Leading After Layoffs: 4 Best Practices in Organizational Renewal
By: Meredith Masse
Has your organization recently conducted a reduction in force or is it planning layoffs in the coming weeks? This is possibly the toughest part of any leader’s job, and our hearts sincerely go out to you, the employees being let go and those who remain.
If yours is like other best-places-to-work, some amount of care and diligence will have likely gone into the planning for conducting notifications. Meticulous thought has gone into selecting those positions to be eliminated; creating appropriate severance packages including compassionate outplacement services to show appreciation to those who will be leaving; and planning the logistics for the day-of notifications to maximize employee privacy, dignity and security. Too often, however, we see companies end their planning there, thinking the “event” (the notifications) are the end game.
But what about the “survivors?” What about the care and feeding of the leaders, managers and employees who will remain that your organization is counting on to keep the wheels turning and return productivity to pre-layoff levels?
Truly, best places to work consider the “survivors” and the “what’s next” in their early (pre-layoff) planning as these are critical to the organization’s post-reduction success. As you map the necessary steps for your organization’s renewal efforts, consider these four best practices:

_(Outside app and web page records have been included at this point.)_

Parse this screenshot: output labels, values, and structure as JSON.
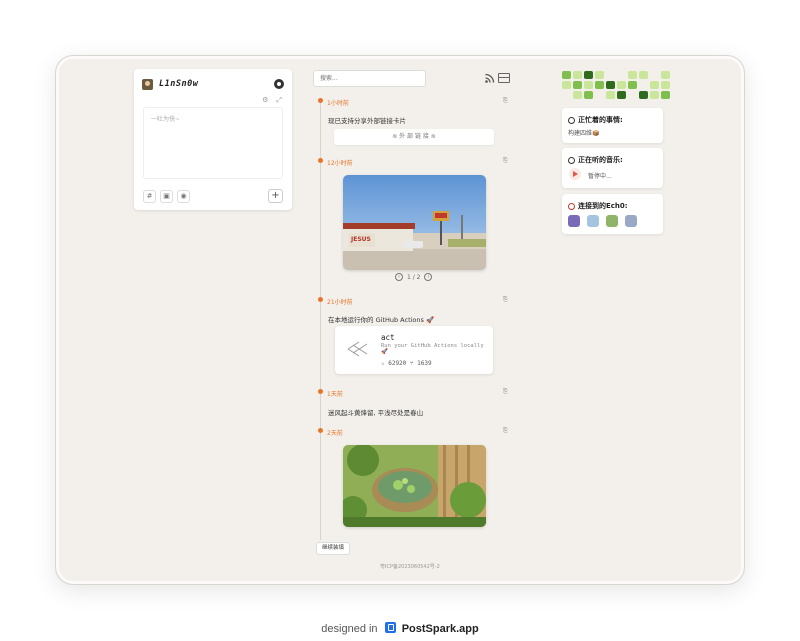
{
  "editor": {
    "username": "L1nSn0w",
    "placeholder": "一吐为快~",
    "add_label": "+"
  },
  "search": {
    "placeholder": "搜索..."
  },
  "timeline": [
    {
      "time": "1小时前",
      "text": "现已支持分享外部链接卡片",
      "ext_label": "≋ 外 部 链 接 ≋"
    },
    {
      "time": "12小时前",
      "pager": "1 / 2"
    },
    {
      "time": "21小时前",
      "text": "在本地运行你的 GitHub Actions 🚀",
      "repo": {
        "name": "act",
        "desc": "Run your GitHub Actions locally 🚀",
        "stars": "☆ 62920",
        "forks": "⑂ 1639"
      }
    },
    {
      "time": "1天前",
      "text": "迷风起斗黄烽留, 平浅尽处是春山"
    },
    {
      "time": "2天前"
    }
  ],
  "load_more": "继续装填",
  "footer": "粤ICP备2023060542号-2",
  "widgets": {
    "busy": {
      "title": "正忙着的事情:",
      "value": "构建四维📦"
    },
    "music": {
      "title": "正在听的音乐:",
      "value": "暂停中..."
    },
    "connect": {
      "title": "连接到的Ech0:"
    }
  },
  "credit": {
    "prefix": "designed in",
    "brand": "PostSpark.app"
  },
  "colors": {
    "accent": "#e8742a",
    "heat_dark": "#2e6b1f",
    "heat_mid": "#7fbf4d",
    "heat_light": "#c9e69a"
  }
}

Plan “Survivor” Communications in Advance
Take care to prepare top-level leaders for delivering clear messages immediately following the notifications to the rest of the team. Start with the business reasons for the need to do a reduction and, as importantly, explain what the company is doing to take care of those employees who were separated. While the immediate communications alone will not alleviate the survivors’ fears of “Am I next?” it is the critical place to start.
Prepare and Train Company Managers
Another best-practice piece of the pre-layoff planning is preparing managers to effectively tackle the new reality they can expect from their employees who remain. They absolutely can and should expect an emotional response from their teams and individual direct reports and for each to work through those emotions at their own pace. The key is for the organization to provide training and ongoing support for managers on how to handle employees’ reactions professionally and compassionately, how to manage the change using sound change management methodologies and how to communicate through the various stages of transition their employees will experience. As the critical factor in bringing the organization back to pre-layoff productivity, managers need support in rebuilding and sustaining their employees’ morale.
Squash the Rumor Mill Early and Often
People will talk. And what they say may not always contain the whole truth. (Remember the “telephone” game from when you were a kid when the end message after being passed down so many times was never the same as the original message? Yeah.) As soon as anyone in a position of authority (with or without a title) becomes aware that rumors are flying, assemble the full team and call out what the rumors are, ask questions to ensure understanding, then clarify with transparency, honesty and compassion.
Conduct More Frequent Company-wide Check-Ins
This is not the time for leaders to tiptoe into work, stealthily slide into their offices and shut out the rest of the world. Leaders must intentionally be more visible and easily accessible and step out of potential comfort zones to proactively reach out to check the pulse of the organization and course correct swiftly if the atmosphere is “off.” If ever there were a time to get serious about having an open-door policy it is in the weeks and months following layoffs.
What are other organizational renewal tips that you’ve found helpful following reductions in force? Leave your comments below. We’d love to hear from you!